KINGSTOWN, St Vincent — A soca artiste is now at the centre of a controversy as the last full week of election campaigning begins in St Vincent and the Grenadines.
Vincentians go to polls on December 9 to choose a new government in what is expected to be a keenly contested election.
As the campaigns kicked into high gear, the main opposition New Democratic Party (NDP) had contracted soca artiste Fyah Empress to perform at their rally in the Central Leeward town of Barrouallie on Saturday night.
However a notice on the NDP’s Facebook page informed of her non-appearance.
The announcement said Fyah Empress, whose real name is Lornette Nedd, had withdrawn at the last minute from performing, after her family had come under threat of victimization by the Ralph Gonsalves administration.
However, the Vincentian-born singer wasted little time in attempting to set the record straight.
Speaking on a Unity Labour Party (ULP) platform in Calliaqua, also on Saturday night, she said she made the decision following a conversation with her father.
“I decided to make a choice which was my own because family comes first,” she said.
“When I got my call to come to St Vincent, my first thing was to wait and see what my mother and father would say,” she disclosed.
“When they called I asked to speak to my father and his words were, ‘I don’t really want to talk to you right now,’ and that was coming from my dad, me being a first born.”
Reiterating that family comes first, Nedd continued, “Twenty four hours ago I have given the NDP notice that I would not be performing because of my family.”

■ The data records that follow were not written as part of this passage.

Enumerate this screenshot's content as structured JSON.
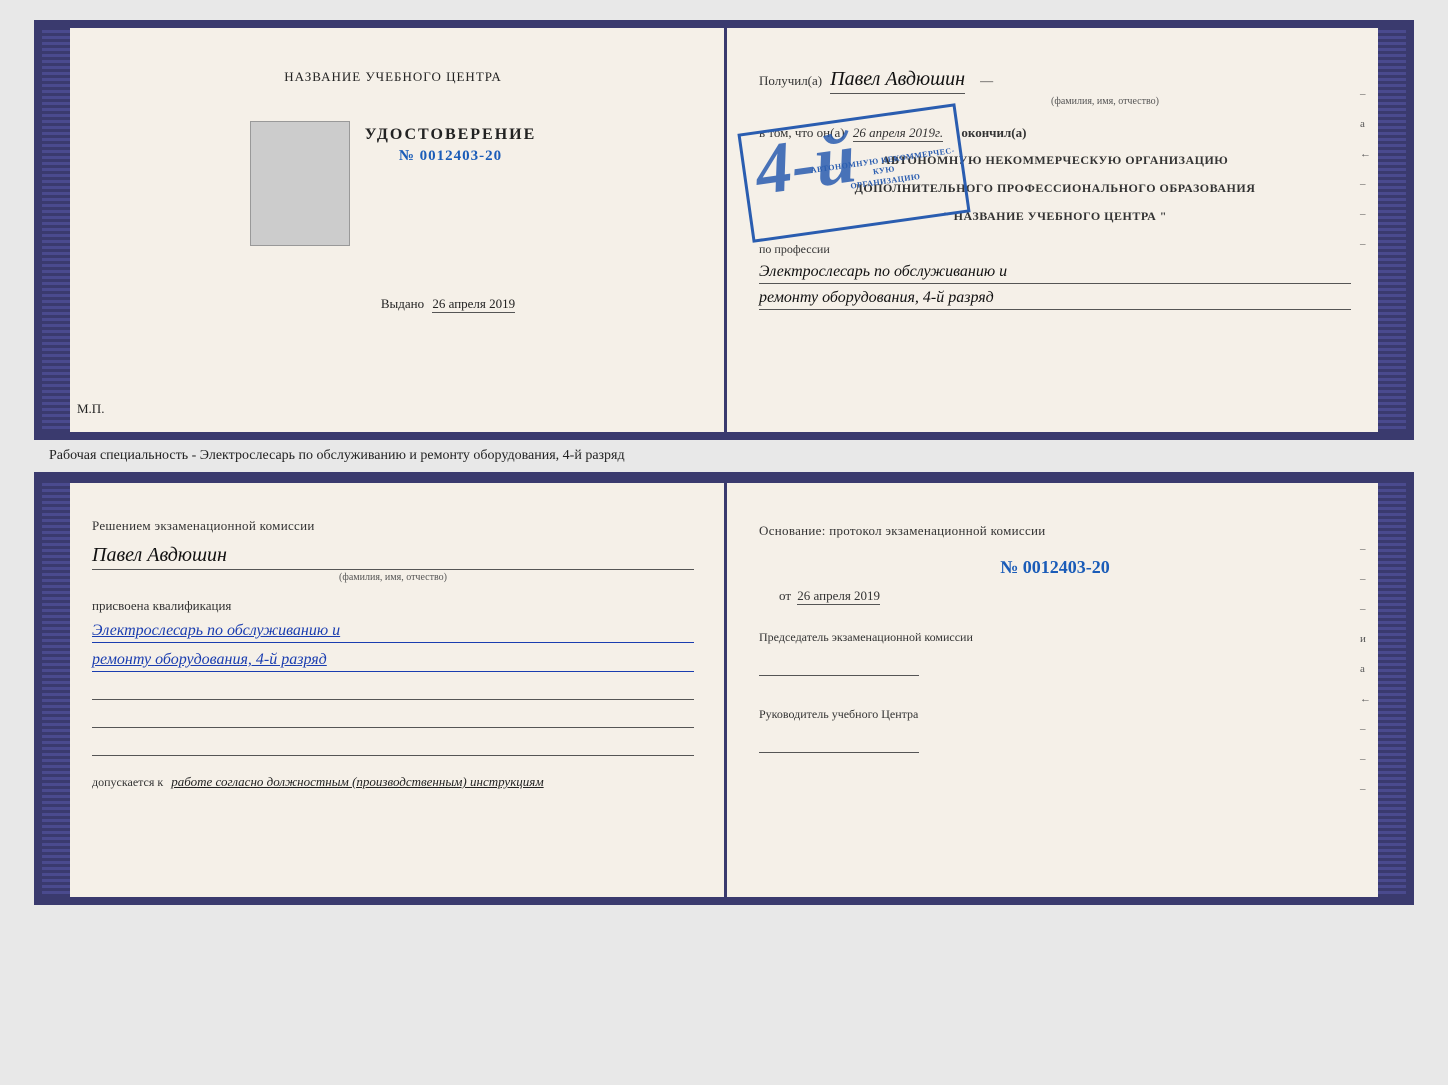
{
  "top_left": {
    "center_title": "НАЗВАНИЕ УЧЕБНОГО ЦЕНТРА",
    "cert_label": "УДОСТОВЕРЕНИЕ",
    "cert_number": "№ 0012403-20",
    "issued_label": "Выдано",
    "issued_date": "26 апреля 2019",
    "mp_label": "М.П."
  },
  "top_right": {
    "received_prefix": "Получил(а)",
    "recipient_name": "Павел Авдюшин",
    "recipient_hint": "(фамилия, имя, отчество)",
    "in_that_text": "в том, что он(а)",
    "in_that_date": "26 апреля 2019г.",
    "finished_text": "окончил(а)",
    "org_line1": "АВТОНОМНУЮ НЕКОММЕРЧЕСКУЮ ОРГАНИЗАЦИЮ",
    "org_line2": "ДОПОЛНИТЕЛЬНОГО ПРОФЕССИОНАЛЬНОГО ОБРАЗОВАНИЯ",
    "org_name": "\" НАЗВАНИЕ УЧЕБНОГО ЦЕНТРА \"",
    "profession_prefix": "по профессии",
    "profession_line1": "Электрослесарь по обслуживанию и",
    "profession_line2": "ремонту оборудования, 4-й разряд",
    "stamp_number": "4-й",
    "stamp_text": "РА\nАВТОНОМНУЮ НЕКОММЕРЧЕСКУЮ"
  },
  "middle": {
    "text": "Рабочая специальность - Электрослесарь по обслуживанию и ремонту оборудования, 4-й разряд"
  },
  "bottom_left": {
    "resolution_title": "Решением экзаменационной  комиссии",
    "person_name": "Павел Авдюшин",
    "person_hint": "(фамилия, имя, отчество)",
    "qualification_label": "присвоена квалификация",
    "qualification_line1": "Электрослесарь по обслуживанию и",
    "qualification_line2": "ремонту оборудования, 4-й разряд",
    "допускается_prefix": "допускается к",
    "допускается_value": "работе согласно должностным (производственным) инструкциям"
  },
  "bottom_right": {
    "osnov_text": "Основание: протокол экзаменационной  комиссии",
    "protocol_number": "№  0012403-20",
    "protocol_date_prefix": "от",
    "protocol_date": "26 апреля 2019",
    "chairman_title": "Председатель экзаменационной комиссии",
    "director_title": "Руководитель учебного Центра"
  },
  "side_marks": [
    "–",
    "а",
    "←",
    "–",
    "–",
    "–"
  ]
}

“But they chose instead to talk about victimisation. Let me say here tonight and I know that they will hear it loud and clear, that I was not victimised in any way and my family has not been victimised in any way by the ULP.”

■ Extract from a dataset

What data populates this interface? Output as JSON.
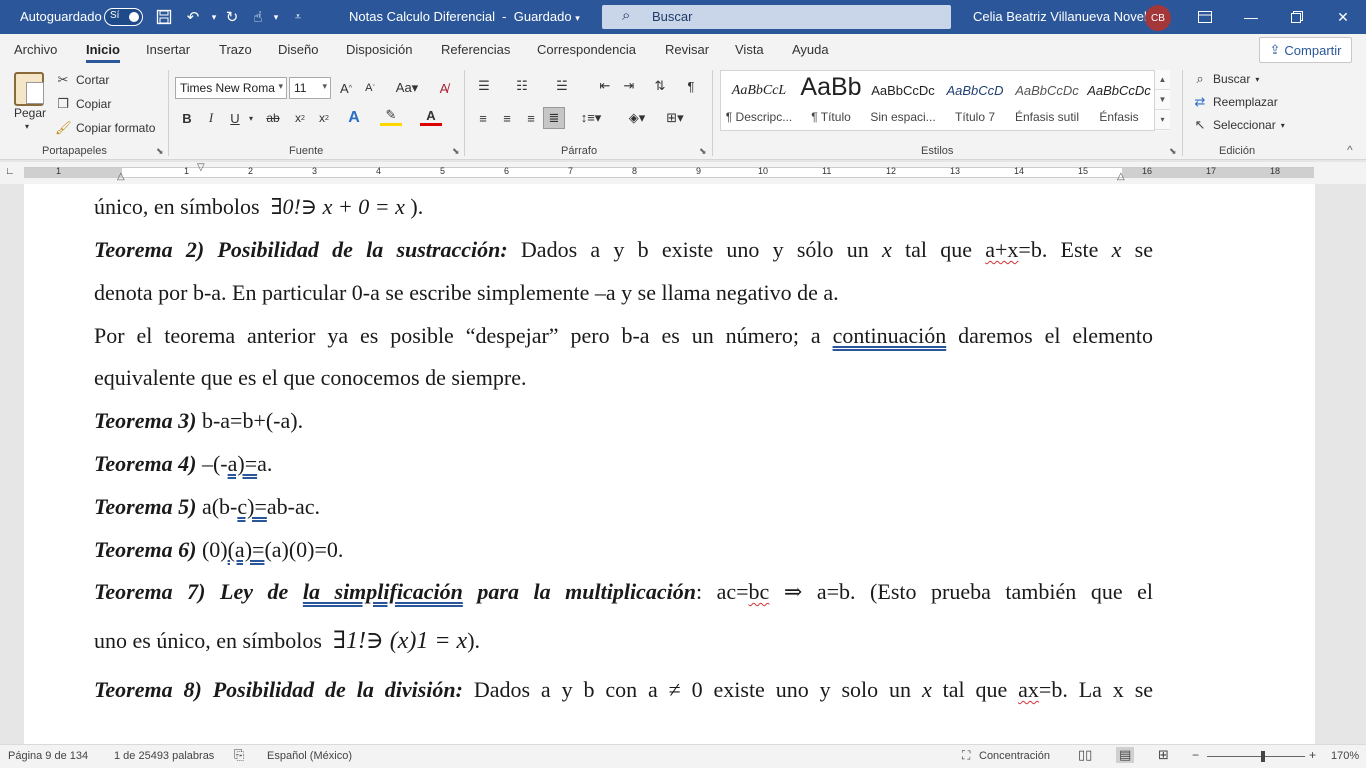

The entertainer concluded by telling her audience, “on election day vote for what you want, family comes first.”
Nedd hails from St Vincent but is married to a Tobagonian.